Although [in 2014] the IDF had [a list of clearly identified military targets] for attack, the operation began with a low level of firepower, with a clear message relayed to Hamas that “quiet will be answered with quiet” and that it had the option of returning to a state of calm quickly and with little cost.

Once Hamas refused this option, attacks on targets in Gaza were stepped up. The idea of delaying the offensive climax in order to maintain an effective threat capability throughout the entire campaign requires a balanced distribution of attacks on targets over the operational timeline . . . and a continuous effort throughout the operation to identify new targets and prepare attacks on them. Steadily increasing levels of firepower intensity . . . makes clear to the enemy the cost incurred and the likely cost to be incurred further on, and causes it to appreciate the decreasing returns it can expect relative to its goals. It allows Israel to manage the operation while making optimal use of its combat resources, in line with the limited worth and importance of a localized campaign with temporary results against the backdrop of a larger, continued struggle. . . .

It is necessary to re-examine . . . the traditional aspiration to “shorten the period of combat,” that is, to attain a victory in the shortest possible time. . . . Deterrence operations are to a large extent directed at affecting the enemy mindset, and such effects take time to come to fruition. Seeking shortcuts can lead to the use of too much force at too early a stage.

Read more at BESA Center

More about: Gaza Strip, Hamas, IDF, Israel & Zionism, Protective Edge

While Israel Is Distracted on Two Fronts, Iran Is on the Verge of Building Nuclear Weapons

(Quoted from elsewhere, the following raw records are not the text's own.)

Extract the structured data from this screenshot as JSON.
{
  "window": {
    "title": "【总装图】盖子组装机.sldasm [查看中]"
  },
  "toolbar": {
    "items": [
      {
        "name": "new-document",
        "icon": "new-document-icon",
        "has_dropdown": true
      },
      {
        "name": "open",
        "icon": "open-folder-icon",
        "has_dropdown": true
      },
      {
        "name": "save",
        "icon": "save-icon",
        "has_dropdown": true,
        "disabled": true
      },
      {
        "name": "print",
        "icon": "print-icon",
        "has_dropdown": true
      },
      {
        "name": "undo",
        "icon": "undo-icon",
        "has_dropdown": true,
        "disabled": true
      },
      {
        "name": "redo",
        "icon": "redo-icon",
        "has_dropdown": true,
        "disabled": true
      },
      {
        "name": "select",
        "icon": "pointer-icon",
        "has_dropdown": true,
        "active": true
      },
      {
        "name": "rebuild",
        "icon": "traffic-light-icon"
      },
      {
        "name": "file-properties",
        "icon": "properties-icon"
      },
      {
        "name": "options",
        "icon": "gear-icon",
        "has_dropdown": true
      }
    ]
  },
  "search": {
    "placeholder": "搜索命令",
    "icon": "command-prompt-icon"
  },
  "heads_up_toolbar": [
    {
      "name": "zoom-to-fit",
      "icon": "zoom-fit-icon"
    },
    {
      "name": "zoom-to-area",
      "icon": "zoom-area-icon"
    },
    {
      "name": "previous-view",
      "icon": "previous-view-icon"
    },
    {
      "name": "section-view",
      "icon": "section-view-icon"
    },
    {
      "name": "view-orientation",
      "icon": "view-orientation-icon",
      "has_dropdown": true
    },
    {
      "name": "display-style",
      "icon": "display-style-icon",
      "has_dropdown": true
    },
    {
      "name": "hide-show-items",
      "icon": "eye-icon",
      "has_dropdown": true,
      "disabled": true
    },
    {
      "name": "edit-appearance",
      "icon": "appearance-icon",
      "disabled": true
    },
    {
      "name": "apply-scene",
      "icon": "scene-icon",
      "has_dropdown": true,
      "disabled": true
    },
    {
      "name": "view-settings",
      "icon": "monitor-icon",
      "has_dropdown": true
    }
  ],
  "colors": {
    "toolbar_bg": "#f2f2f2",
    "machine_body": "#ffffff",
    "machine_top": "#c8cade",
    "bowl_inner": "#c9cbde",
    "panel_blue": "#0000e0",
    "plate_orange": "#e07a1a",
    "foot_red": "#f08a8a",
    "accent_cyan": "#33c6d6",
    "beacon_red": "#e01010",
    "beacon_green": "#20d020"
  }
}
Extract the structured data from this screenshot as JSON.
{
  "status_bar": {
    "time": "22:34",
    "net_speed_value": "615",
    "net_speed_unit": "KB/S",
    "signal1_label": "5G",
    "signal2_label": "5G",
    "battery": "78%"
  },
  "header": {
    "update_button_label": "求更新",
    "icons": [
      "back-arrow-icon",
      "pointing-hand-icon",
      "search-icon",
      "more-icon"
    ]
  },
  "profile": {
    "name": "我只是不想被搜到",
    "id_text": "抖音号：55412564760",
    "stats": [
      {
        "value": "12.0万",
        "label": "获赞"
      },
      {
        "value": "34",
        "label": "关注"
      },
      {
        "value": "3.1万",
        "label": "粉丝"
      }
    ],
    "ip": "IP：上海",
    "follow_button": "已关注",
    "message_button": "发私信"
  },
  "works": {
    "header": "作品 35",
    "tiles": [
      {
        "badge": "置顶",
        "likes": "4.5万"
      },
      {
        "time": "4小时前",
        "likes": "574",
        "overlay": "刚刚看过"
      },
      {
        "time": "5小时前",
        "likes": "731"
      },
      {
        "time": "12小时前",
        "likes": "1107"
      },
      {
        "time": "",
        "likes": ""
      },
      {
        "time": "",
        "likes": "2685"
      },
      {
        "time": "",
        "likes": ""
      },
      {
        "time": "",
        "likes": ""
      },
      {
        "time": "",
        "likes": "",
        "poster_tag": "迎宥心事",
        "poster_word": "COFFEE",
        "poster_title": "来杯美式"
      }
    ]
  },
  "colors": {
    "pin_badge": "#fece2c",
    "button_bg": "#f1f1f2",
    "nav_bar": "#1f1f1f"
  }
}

Iran recently announced its plans to install over 1,000 new advanced centrifuges at its Fordow nuclear facility. Once they are up and running, the Institute for Science and International Security assesses, Fordow will be able to produce enough highly enriched uranium for three nuclear bombs in a mere ten days. The U.S. has remained indifferent. Jacob Nagel writes:

For more than two decades, Iran has continued its efforts to enhance its nuclear-weapons capability—mainly by enriching uranium—causing Israel and the world to concentrate on the fissile material. The International Atomic Energy Agency recently confirmed that Iran has a huge stockpile of uranium enriched to 60 percent, as well as more enriched to 20 percent, and the IAEA board of governors adopted the E3 (France, Germany, UK) proposed resolution to censure Iran for the violations and lack of cooperation with the agency. The Biden administration tried to block it, but joined the resolution when it understood its efforts to block it had failed.

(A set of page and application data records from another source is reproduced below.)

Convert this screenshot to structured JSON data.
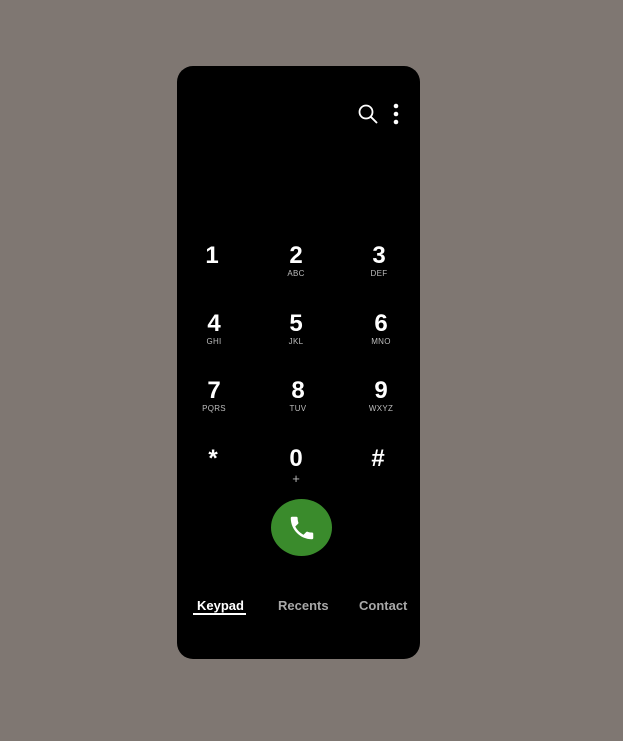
{
  "header": {
    "icons": [
      "search-icon",
      "more-vertical-icon"
    ]
  },
  "keypad": {
    "keys": [
      {
        "digit": "1",
        "letters": ""
      },
      {
        "digit": "2",
        "letters": "ABC"
      },
      {
        "digit": "3",
        "letters": "DEF"
      },
      {
        "digit": "4",
        "letters": "GHI"
      },
      {
        "digit": "5",
        "letters": "JKL"
      },
      {
        "digit": "6",
        "letters": "MNO"
      },
      {
        "digit": "7",
        "letters": "PQRS"
      },
      {
        "digit": "8",
        "letters": "TUV"
      },
      {
        "digit": "9",
        "letters": "WXYZ"
      },
      {
        "digit": "*",
        "letters": ""
      },
      {
        "digit": "0",
        "letters": "+"
      },
      {
        "digit": "#",
        "letters": ""
      }
    ]
  },
  "call_button": {
    "icon": "phone-icon",
    "color": "#3a8b2c"
  },
  "tabs": [
    {
      "label": "Keypad",
      "active": true
    },
    {
      "label": "Recents",
      "active": false
    },
    {
      "label": "Contact",
      "active": false
    }
  ],
  "colors": {
    "background": "#7f7772",
    "screen": "#000000",
    "text_active": "#ffffff",
    "text_inactive": "#a8a8a8"
  }
}
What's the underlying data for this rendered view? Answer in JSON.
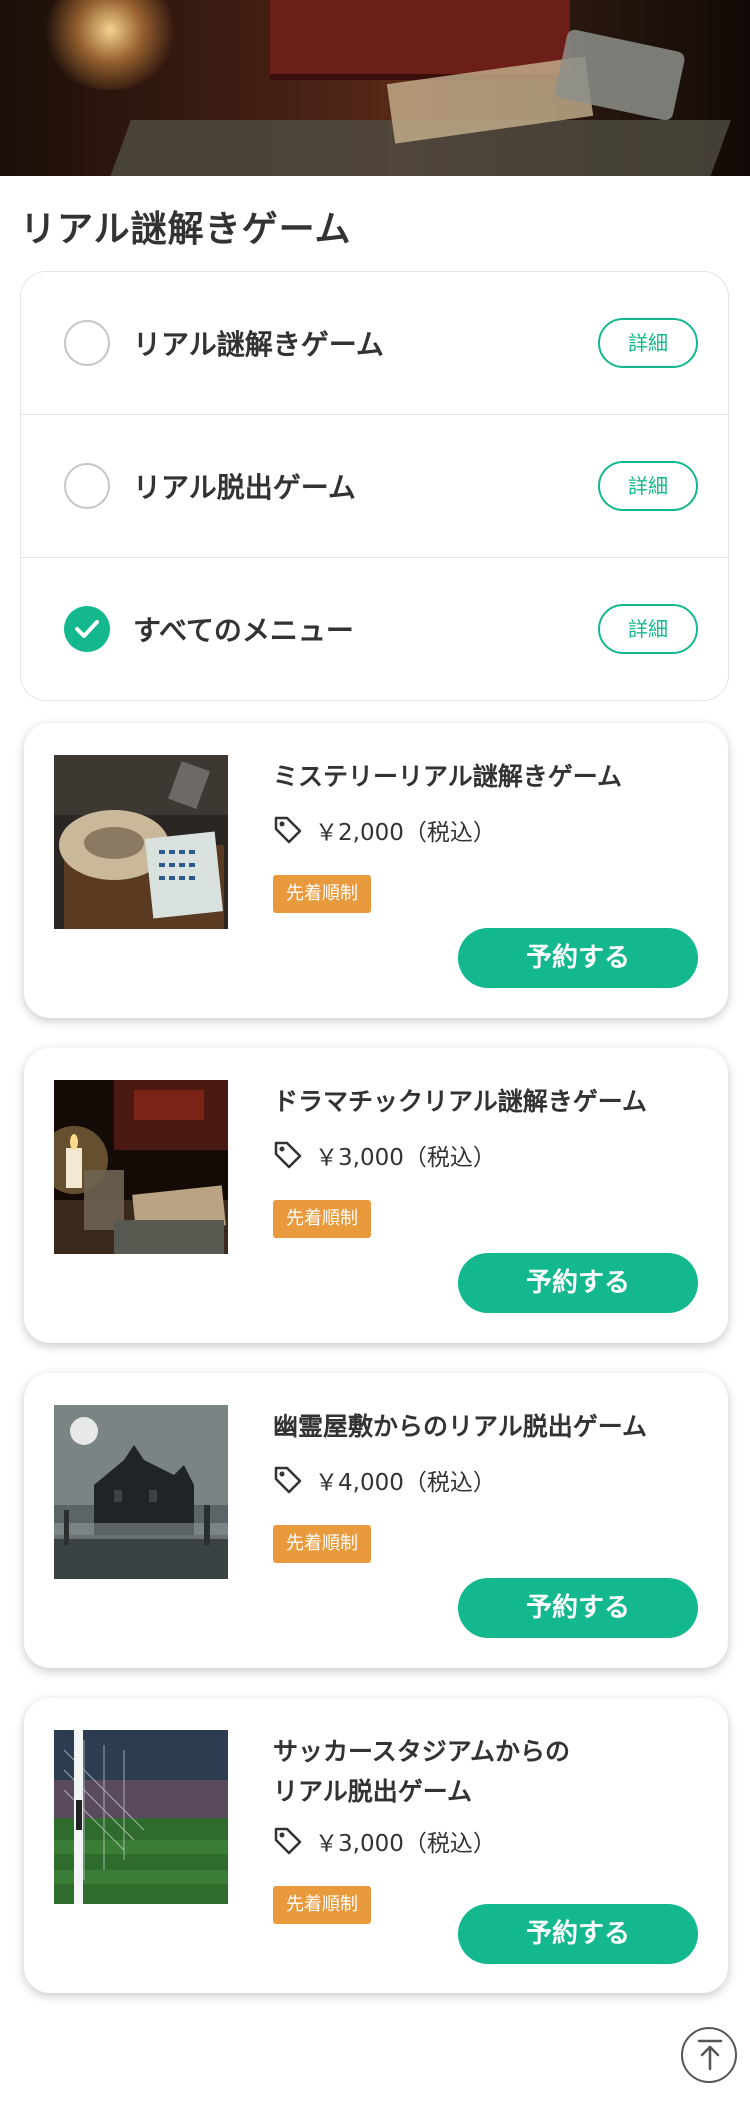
{
  "page": {
    "title": "リアル謎解きゲーム"
  },
  "menu": {
    "detail_label": "詳細",
    "items": [
      {
        "label": "リアル謎解きゲーム",
        "checked": false
      },
      {
        "label": "リアル脱出ゲーム",
        "checked": false
      },
      {
        "label": "すべてのメニュー",
        "checked": true
      }
    ]
  },
  "cards": [
    {
      "title": "ミステリーリアル謎解きゲーム",
      "price": "￥2,000（税込）",
      "badge": "先着順制",
      "button": "予約する",
      "image": "mystery-desk-image"
    },
    {
      "title": "ドラマチックリアル謎解きゲーム",
      "price": "￥3,000（税込）",
      "badge": "先着順制",
      "button": "予約する",
      "image": "candle-desk-image"
    },
    {
      "title": "幽霊屋敷からのリアル脱出ゲーム",
      "price": "￥4,000（税込）",
      "badge": "先着順制",
      "button": "予約する",
      "image": "haunted-house-image"
    },
    {
      "title": "サッカースタジアムからの\nリアル脱出ゲーム",
      "price": "￥3,000（税込）",
      "badge": "先着順制",
      "button": "予約する",
      "image": "soccer-stadium-image"
    }
  ],
  "colors": {
    "accent": "#14b88f",
    "badge": "#e89a3c",
    "text": "#333333"
  },
  "icons": {
    "price": "tag-icon",
    "scroll_top": "arrow-up-icon",
    "check": "check-icon"
  }
}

To clarify, enrichment of uranium above 20 percent is unnecessary for most civilian purposes, and transforming 20-percent-enriched uranium to the 90-percent-enriched product necessary for producing weapons is a relatively small step. Washington’s reluctance even to express concern about this development appears to stem from an unwillingness to acknowledge the failures of President Obama’s nuclear policy. Worse, writes Nagel, it is turning a blind eye to efforts at weaponization. But Israel has no such luxury:

Israel must adopt a totally new approach, concentrating mainly on two main efforts: [halting] Iran’s weaponization actions and weakening the regime hoping it will lead to its replacement. Israel should continue the fight against Iran’s enrichment facilities (especially against the new deep underground facility being built near Natanz) and uranium stockpiles, but it should not be the only goal, and for sure not the priority.

The biggest danger threatening Israel’s existence remains the nuclear program. It would be better to confront this threat with Washington, but Israel also must be fully prepared to do it alone.

Read more at Ynet

More about: Iran nuclear program, Israeli Security, Joseph Biden, U.S. Foreign policy